The result of the Gulf War in which the military was given control, as we know, was a quick, decisive victory. There were many other factors involved in this than just the military being given control, particularly in contrast to Vietnam, but the military having control played a major part in this victory. In conclusion, although there are some major differences between the two conflicts one fact can be seen very clearly. That is the fact that the military is best suited for conducting wars. Politicians are not. It is not the place of a politicians to be involved in the decision making process in regards to war or military strategy. The White House has significant control in military matters.
That control should be used to help the military in achieving its goals as it was in the Gulf War where George Bush said specifically to let the military do its job. The only alternative to this is to use political influence in the same way that it was used in Vietnam. If we do not learn from these lessons that are so obvious in the differences between these two conflicts then we are condemned to repeat the same mistakes. Lets just pray that it does not take the death of another 58,000 of America’s men to learn that the politicians place is not in war but in peace ( Roush ). Works Cited “Interview with General Norman Schwarzkopf, Commander-in-Chief, Central Command.” Frontline WGBH Educational Foundation.
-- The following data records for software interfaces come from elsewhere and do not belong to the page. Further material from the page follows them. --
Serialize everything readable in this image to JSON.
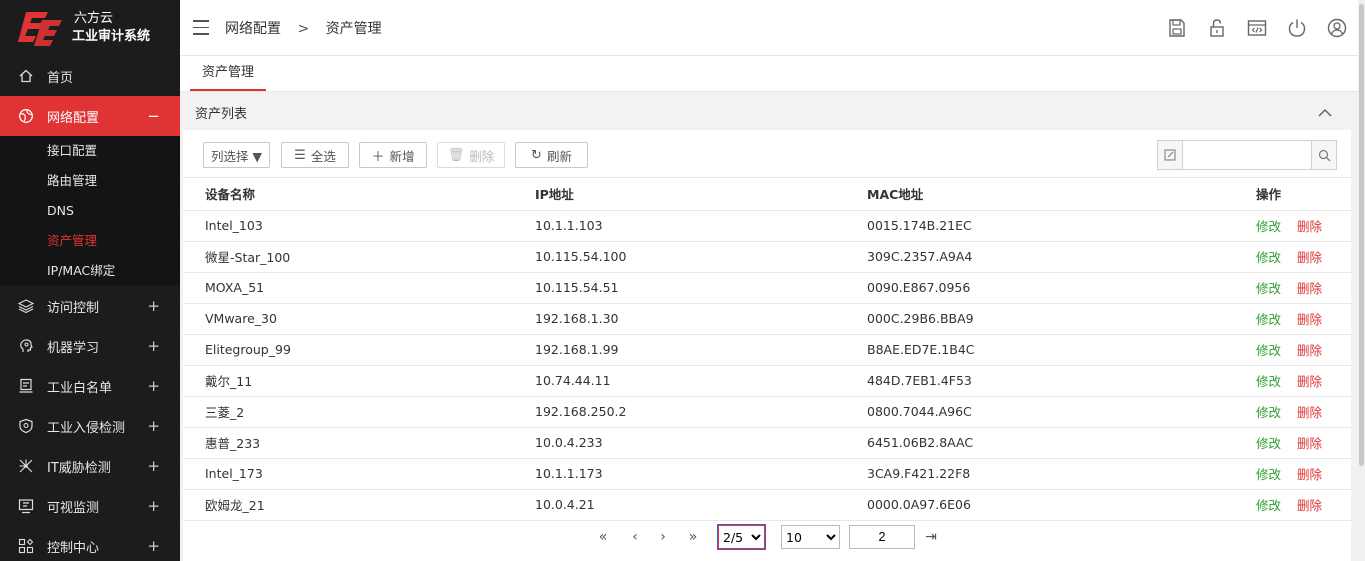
{
  "brand": {
    "line1": "六方云",
    "line2": "工业审计系统"
  },
  "colors": {
    "accent": "#e03434",
    "sidebar_bg": "#1c1c1c",
    "edit": "#2e9e2e"
  },
  "sidebar": {
    "items": [
      {
        "label": "首页",
        "icon": "home-icon"
      },
      {
        "label": "网络配置",
        "icon": "globe-icon",
        "toggle": "−",
        "active": true
      },
      {
        "label": "访问控制",
        "icon": "layers-icon",
        "toggle": "+"
      },
      {
        "label": "机器学习",
        "icon": "brain-icon",
        "toggle": "+"
      },
      {
        "label": "工业白名单",
        "icon": "id-card-icon",
        "toggle": "+"
      },
      {
        "label": "工业入侵检测",
        "icon": "shield-icon",
        "toggle": "+"
      },
      {
        "label": "IT威胁检测",
        "icon": "network-icon",
        "toggle": "+"
      },
      {
        "label": "可视监测",
        "icon": "monitor-icon",
        "toggle": "+"
      },
      {
        "label": "控制中心",
        "icon": "grid-icon",
        "toggle": "+"
      }
    ],
    "subitems": [
      "接口配置",
      "路由管理",
      "DNS",
      "资产管理",
      "IP/MAC绑定"
    ]
  },
  "breadcrumb": {
    "parent": "网络配置",
    "sep": ">",
    "current": "资产管理"
  },
  "tab": {
    "label": "资产管理"
  },
  "panel": {
    "title": "资产列表"
  },
  "toolbar": {
    "column_select": "列选择 ▼",
    "select_all": "全选",
    "add": "新增",
    "delete": "删除",
    "refresh": "刷新",
    "search_value": ""
  },
  "table": {
    "headers": [
      "设备名称",
      "IP地址",
      "MAC地址",
      "操作"
    ],
    "rows": [
      {
        "name": "Intel_103",
        "ip": "10.1.1.103",
        "mac": "0015.174B.21EC"
      },
      {
        "name": "微星-Star_100",
        "ip": "10.115.54.100",
        "mac": "309C.2357.A9A4"
      },
      {
        "name": "MOXA_51",
        "ip": "10.115.54.51",
        "mac": "0090.E867.0956"
      },
      {
        "name": "VMware_30",
        "ip": "192.168.1.30",
        "mac": "000C.29B6.BBA9"
      },
      {
        "name": "Elitegroup_99",
        "ip": "192.168.1.99",
        "mac": "B8AE.ED7E.1B4C"
      },
      {
        "name": "戴尔_11",
        "ip": "10.74.44.11",
        "mac": "484D.7EB1.4F53"
      },
      {
        "name": "三菱_2",
        "ip": "192.168.250.2",
        "mac": "0800.7044.A96C"
      },
      {
        "name": "惠普_233",
        "ip": "10.0.4.233",
        "mac": "6451.06B2.8AAC"
      },
      {
        "name": "Intel_173",
        "ip": "10.1.1.173",
        "mac": "3CA9.F421.22F8"
      },
      {
        "name": "欧姆龙_21",
        "ip": "10.0.4.21",
        "mac": "0000.0A97.6E06"
      }
    ],
    "edit_label": "修改",
    "delete_label": "删除"
  },
  "pager": {
    "page": "2/5",
    "page_size": "10",
    "goto": "2"
  }
}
PBS, College Station. 9-10 Jan. 1996. “Interview with Secretary of State, James Baker.” Frontline WGBH Educational Foundation. PBS, College Station. 9-10 Jan.
1996. Johnson, Lyndon B. “The Tonkin Gulf Incident.” Message to Congress. Aug. 5, 1964. Department of State Bulletin 24 Aug.
1964: n.p. Leyden, Andrew P. “The Operation Desert Storm Debriefing Book” Internet Page. University of Notre Dame Law School. 15 Feb.
1995. Pelland, Paul. E-mail to the author. 25 June 1996. Post, James N.
E-mail to the author. 26 June 1996 Roush, Gary. Statistics about the Vietnam War Internet Page. Nov. 1993.
United States, Joint Resolution of Congress H. J. RES 1145. Aug. 7, 1964.
Department of State Bulletin 24 Aug. 1965. Wittman, Sandra M. “Chronology of the Vietnam War.” Vietnam: Yesterday and Today Oakton Community College. Skokie, Illinois.
16 May 1996: n.p.